Detective Harry Hole is meant to keep out of trouble. A young Norwegian girl on a gap year in Sydney has been murdered, and Harry has been sent to Australia to assist in any way he can.


When the team unearths a string of unsolved murders and disappearances, nothing will stop Harry from finding out the truth. The hunt for a serial killer is on, but the murderer will only talk to Harry.



Book title…

If there’s anything I’ve learnt from reading Jo Nesbø’s novels is that the man does a great job at coming up with cleverly thought titles. And this one was no exception. Towards the beginning of the novel, we read about the Australian Aboriginal take on the story of creation – “the Dreaming” – and the fall of Man – “The Coming of Death” – where Narahdarn the Bat (the equivalent of the devil as a snake in the Bible, in the story of Adam and Eve) is released into the world after the first woman attempts to take honey from the “sacred tree”. And I’m quite certain that that’s where Nesbø got his book title inspiration from. The bat being the Aboriginal symbol of death; and “death” being a metaphorical reference to the novel’s main antagonist.

On to the story itself…

Before Harry took on the neo-Nazi gangs of Oslo, before he met Rakel, before The Snowman tried to take everything he held dear, he went to Australia. The Bat takes us back to Harry Hole’s early days as a police officer, where he’s sent to Sydney to aid in the murder investigation of Inger Holter, a young Norwegian girl, who was working in a bar.

We get to see a different Harry Hole, at first, in this novel. It seems he has less of a burden upon his shoulders; free of worries and troubles.  We also learn about how a horrific car accident, several years earlier, involving Harry and his best friend, has left him a teetotaller. However, those booze-less days are short-lived as another friend of his is found dead, which leads Harry down the dark path of alcoholism once again.

This, however, does not stop him from solving the case, because as the book progresses, Harry does more than just help out. He ends up taking charge of the entire investigation himself.

The Australian Aboriginals, their cultures, and their stories and myths – The Dreamtime – also feature prominently in the book. And no, these have nothing to do with bedtime stories that parents read to their kids. Dreamtime stories reveal the Aboriginal understanding of why the world operates in the way that it does. The Dreamtime, according to the Aboriginals, is the beginning of all the world’s knowledge, and from this, laws came into existence that must be observed in order to survive. I must add, I had never heard of these tales, before, so it was very interesting to read about them.

The short chapters made this book more fast-paced, which added to the slow build-up of suspense leading up to the nail-biter of an ending.
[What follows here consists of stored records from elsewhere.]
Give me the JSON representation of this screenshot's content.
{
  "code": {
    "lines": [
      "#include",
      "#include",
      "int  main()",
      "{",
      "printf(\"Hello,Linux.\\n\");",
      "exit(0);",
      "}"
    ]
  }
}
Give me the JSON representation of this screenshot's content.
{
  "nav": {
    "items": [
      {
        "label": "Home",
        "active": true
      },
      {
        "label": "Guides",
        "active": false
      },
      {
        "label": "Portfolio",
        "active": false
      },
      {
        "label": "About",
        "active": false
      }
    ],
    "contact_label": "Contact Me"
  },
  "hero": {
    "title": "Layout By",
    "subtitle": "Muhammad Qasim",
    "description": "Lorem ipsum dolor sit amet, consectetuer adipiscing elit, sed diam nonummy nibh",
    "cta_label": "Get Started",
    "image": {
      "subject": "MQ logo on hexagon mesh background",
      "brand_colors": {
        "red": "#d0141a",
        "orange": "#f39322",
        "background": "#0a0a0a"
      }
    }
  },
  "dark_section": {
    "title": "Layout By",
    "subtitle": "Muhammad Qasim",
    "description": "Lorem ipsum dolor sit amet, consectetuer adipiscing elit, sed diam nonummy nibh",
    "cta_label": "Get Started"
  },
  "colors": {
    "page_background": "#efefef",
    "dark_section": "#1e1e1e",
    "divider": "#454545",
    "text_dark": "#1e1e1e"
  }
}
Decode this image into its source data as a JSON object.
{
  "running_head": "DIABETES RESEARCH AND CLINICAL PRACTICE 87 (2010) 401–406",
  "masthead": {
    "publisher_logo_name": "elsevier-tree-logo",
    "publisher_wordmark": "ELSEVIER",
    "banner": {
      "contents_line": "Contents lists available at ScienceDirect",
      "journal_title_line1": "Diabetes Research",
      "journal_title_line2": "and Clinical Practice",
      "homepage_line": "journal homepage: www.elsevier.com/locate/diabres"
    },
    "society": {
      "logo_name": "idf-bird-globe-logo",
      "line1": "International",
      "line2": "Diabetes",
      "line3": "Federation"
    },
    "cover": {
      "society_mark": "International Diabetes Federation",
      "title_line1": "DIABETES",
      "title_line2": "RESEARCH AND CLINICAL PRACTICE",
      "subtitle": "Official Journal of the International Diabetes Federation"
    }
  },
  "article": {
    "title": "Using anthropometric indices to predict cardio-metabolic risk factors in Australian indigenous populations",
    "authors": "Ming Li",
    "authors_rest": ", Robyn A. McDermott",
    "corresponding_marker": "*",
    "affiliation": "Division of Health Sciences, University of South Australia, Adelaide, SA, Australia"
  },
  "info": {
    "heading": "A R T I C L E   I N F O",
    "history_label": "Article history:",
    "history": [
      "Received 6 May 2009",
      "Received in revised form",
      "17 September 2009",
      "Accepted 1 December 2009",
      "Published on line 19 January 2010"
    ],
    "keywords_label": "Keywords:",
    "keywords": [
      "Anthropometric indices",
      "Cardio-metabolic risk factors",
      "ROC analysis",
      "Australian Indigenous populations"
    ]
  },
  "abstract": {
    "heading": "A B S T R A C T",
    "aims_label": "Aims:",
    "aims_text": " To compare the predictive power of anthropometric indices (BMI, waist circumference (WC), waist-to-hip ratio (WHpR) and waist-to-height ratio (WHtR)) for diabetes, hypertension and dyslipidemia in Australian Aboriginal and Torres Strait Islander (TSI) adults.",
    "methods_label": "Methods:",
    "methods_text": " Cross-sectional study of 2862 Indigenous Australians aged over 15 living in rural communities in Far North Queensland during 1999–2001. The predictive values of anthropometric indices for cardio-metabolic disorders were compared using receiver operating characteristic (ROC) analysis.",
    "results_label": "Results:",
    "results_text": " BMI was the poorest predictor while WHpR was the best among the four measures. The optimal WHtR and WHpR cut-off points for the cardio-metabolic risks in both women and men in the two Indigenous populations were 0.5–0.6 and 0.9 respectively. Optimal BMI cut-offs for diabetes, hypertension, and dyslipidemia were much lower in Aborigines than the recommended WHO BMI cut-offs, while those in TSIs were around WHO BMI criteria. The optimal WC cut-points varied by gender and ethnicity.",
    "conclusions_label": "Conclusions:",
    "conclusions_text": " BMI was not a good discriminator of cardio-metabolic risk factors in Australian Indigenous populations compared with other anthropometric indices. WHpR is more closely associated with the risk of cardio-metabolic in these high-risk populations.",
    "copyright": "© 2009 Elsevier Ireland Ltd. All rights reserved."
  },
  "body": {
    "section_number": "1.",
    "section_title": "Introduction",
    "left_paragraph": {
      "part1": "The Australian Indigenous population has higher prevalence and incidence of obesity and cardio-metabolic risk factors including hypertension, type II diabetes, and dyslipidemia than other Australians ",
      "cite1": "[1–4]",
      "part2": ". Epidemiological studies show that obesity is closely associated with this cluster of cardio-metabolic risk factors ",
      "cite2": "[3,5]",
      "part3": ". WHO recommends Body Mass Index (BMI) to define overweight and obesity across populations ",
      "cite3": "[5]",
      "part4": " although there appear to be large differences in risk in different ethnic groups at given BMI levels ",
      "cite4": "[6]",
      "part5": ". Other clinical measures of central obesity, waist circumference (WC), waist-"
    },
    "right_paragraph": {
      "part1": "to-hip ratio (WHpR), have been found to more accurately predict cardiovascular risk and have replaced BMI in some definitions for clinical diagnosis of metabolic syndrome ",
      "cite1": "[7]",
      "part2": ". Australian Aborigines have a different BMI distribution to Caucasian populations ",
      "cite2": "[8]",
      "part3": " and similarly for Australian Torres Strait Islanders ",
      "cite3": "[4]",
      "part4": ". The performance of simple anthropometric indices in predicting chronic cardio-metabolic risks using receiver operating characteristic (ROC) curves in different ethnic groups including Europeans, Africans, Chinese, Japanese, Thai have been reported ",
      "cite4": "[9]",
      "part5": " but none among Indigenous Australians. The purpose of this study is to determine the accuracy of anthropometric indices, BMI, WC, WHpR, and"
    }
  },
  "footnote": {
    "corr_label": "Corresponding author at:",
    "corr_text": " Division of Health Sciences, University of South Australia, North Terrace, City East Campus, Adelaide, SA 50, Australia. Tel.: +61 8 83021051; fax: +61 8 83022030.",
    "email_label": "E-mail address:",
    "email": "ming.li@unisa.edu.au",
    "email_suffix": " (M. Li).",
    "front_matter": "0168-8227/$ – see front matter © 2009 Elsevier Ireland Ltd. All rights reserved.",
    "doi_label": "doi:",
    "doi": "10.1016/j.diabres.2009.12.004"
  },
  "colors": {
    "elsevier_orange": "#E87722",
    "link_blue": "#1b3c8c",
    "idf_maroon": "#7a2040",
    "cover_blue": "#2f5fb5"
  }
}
My review doesn’t finish there, though, as I’ve got some bonus content for you, dear readers.

I came across a few song references whilst reading The Bat. So, just for fun, I took the liberty of creating a Spotify playlist with the songs mentioned in the book. Feel free to check it out by clicking here. This is something I’ll definitely be doing again in the future, with other books I read. Hopefully the playlists will be longer, though.


My rating: